- Material supplied:
[Start of Attachment]

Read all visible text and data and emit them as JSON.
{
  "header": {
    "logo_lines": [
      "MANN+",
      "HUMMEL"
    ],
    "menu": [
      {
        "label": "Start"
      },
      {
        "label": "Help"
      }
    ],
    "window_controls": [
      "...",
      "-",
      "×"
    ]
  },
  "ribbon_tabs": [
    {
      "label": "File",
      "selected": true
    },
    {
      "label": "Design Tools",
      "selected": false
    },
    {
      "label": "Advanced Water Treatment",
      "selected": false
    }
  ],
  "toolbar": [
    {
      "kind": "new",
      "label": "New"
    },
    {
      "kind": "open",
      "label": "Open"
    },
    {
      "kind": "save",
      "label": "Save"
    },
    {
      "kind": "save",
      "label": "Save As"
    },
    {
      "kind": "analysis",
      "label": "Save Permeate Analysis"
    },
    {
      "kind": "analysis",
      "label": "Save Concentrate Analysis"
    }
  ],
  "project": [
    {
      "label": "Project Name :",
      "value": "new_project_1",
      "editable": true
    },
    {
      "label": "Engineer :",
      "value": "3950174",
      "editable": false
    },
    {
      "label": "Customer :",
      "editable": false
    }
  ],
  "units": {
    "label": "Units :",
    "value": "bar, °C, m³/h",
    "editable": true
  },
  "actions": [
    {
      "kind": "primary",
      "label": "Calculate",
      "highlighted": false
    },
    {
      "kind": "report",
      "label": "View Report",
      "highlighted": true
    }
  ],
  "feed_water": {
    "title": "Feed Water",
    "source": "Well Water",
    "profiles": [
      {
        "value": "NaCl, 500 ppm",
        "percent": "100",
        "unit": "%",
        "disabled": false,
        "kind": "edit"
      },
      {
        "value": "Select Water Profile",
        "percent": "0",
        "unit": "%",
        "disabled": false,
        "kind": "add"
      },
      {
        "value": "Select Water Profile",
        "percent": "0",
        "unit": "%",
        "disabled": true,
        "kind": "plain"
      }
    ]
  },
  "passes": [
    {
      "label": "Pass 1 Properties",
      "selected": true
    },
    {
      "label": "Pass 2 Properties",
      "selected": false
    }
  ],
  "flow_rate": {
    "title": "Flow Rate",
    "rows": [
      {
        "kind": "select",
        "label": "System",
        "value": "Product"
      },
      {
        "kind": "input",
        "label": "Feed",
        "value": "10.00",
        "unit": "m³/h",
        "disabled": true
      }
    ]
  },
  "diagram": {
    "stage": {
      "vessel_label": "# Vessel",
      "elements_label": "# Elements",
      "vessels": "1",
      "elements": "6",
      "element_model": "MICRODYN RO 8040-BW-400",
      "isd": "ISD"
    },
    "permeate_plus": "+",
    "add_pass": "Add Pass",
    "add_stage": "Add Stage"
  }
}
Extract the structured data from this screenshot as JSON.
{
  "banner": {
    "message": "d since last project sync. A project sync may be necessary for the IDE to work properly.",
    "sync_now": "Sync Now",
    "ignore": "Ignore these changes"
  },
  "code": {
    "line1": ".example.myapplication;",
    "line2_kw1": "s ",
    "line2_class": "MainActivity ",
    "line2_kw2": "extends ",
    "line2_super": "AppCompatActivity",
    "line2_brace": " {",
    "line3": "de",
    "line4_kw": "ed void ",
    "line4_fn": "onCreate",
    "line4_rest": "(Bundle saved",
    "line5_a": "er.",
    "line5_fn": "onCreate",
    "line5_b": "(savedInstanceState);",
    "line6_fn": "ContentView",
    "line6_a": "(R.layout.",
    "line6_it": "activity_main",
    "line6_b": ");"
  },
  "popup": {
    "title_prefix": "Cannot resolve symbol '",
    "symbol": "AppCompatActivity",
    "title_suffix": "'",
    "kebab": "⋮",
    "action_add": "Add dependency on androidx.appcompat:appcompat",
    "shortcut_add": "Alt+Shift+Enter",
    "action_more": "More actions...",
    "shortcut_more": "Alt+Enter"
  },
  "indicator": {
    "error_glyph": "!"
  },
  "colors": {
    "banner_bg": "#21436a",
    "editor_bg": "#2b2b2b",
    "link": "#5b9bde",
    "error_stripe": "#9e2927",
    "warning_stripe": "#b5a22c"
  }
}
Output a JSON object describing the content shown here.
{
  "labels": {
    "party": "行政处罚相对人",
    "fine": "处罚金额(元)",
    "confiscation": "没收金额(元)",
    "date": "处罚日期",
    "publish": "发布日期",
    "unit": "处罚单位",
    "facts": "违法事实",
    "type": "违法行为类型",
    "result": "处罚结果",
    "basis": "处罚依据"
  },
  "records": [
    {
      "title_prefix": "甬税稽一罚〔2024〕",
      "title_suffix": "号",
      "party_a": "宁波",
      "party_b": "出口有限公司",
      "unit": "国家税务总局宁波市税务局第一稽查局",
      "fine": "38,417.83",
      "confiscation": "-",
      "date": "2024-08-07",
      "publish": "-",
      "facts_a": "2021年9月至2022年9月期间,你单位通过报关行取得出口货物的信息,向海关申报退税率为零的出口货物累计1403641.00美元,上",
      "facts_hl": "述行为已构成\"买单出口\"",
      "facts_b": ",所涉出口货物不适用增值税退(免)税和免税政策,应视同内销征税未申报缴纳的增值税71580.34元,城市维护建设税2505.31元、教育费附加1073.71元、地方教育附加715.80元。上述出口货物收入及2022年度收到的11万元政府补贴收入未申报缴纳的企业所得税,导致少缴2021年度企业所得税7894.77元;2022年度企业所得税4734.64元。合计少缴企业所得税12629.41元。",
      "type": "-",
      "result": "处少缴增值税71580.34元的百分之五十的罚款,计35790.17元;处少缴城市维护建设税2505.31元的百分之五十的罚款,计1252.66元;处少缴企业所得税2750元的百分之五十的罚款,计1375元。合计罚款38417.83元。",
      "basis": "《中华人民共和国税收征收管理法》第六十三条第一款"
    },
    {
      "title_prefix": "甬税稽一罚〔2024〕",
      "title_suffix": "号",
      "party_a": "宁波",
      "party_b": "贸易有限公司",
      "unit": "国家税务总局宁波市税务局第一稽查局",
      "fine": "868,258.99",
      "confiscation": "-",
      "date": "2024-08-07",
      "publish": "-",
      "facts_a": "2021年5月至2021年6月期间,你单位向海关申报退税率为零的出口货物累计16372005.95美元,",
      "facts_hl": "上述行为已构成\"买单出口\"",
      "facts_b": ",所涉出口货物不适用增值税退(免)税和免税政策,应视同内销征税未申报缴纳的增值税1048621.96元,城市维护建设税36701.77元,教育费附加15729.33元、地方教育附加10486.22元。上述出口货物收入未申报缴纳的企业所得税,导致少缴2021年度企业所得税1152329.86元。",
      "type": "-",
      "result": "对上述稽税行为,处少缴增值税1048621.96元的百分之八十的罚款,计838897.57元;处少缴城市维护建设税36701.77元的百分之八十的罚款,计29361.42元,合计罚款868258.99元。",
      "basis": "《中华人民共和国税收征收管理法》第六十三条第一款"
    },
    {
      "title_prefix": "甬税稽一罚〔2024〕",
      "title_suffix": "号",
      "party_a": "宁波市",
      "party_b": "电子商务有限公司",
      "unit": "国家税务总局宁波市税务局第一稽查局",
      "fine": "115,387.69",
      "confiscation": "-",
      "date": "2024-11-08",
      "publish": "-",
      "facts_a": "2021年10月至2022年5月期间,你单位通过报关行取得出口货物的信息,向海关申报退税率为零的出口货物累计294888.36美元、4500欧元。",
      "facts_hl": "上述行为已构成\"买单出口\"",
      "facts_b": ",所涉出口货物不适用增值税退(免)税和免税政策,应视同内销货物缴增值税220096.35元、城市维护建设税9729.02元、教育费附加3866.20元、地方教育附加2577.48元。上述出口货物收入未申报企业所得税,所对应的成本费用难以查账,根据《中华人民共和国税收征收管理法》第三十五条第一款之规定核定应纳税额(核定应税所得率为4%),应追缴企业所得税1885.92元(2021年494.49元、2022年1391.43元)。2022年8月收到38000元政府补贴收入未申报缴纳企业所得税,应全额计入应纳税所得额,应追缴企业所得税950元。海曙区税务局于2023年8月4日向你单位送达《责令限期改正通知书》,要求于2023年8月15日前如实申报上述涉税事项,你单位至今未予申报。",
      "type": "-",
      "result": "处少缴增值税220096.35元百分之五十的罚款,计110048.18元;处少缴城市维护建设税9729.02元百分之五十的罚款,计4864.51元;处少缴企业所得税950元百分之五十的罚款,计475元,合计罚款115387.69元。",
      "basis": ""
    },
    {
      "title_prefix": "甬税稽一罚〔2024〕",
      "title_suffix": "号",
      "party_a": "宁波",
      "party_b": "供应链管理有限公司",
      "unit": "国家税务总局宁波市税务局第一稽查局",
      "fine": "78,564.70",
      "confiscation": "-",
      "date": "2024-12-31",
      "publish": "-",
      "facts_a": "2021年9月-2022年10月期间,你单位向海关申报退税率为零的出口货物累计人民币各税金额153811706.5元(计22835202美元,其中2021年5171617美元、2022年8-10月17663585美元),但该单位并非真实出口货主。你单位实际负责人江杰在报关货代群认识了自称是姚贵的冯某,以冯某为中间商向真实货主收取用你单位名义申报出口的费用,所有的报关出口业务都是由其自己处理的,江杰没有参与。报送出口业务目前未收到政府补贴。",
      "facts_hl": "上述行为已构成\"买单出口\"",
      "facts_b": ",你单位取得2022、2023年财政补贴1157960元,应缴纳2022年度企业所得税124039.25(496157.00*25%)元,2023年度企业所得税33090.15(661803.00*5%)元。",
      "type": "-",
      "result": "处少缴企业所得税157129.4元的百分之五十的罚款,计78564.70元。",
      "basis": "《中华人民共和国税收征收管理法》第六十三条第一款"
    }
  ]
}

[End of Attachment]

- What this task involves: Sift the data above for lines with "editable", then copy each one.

- Solution below:
      "editable": true
      "editable": false
      "editable": false
    "editable": true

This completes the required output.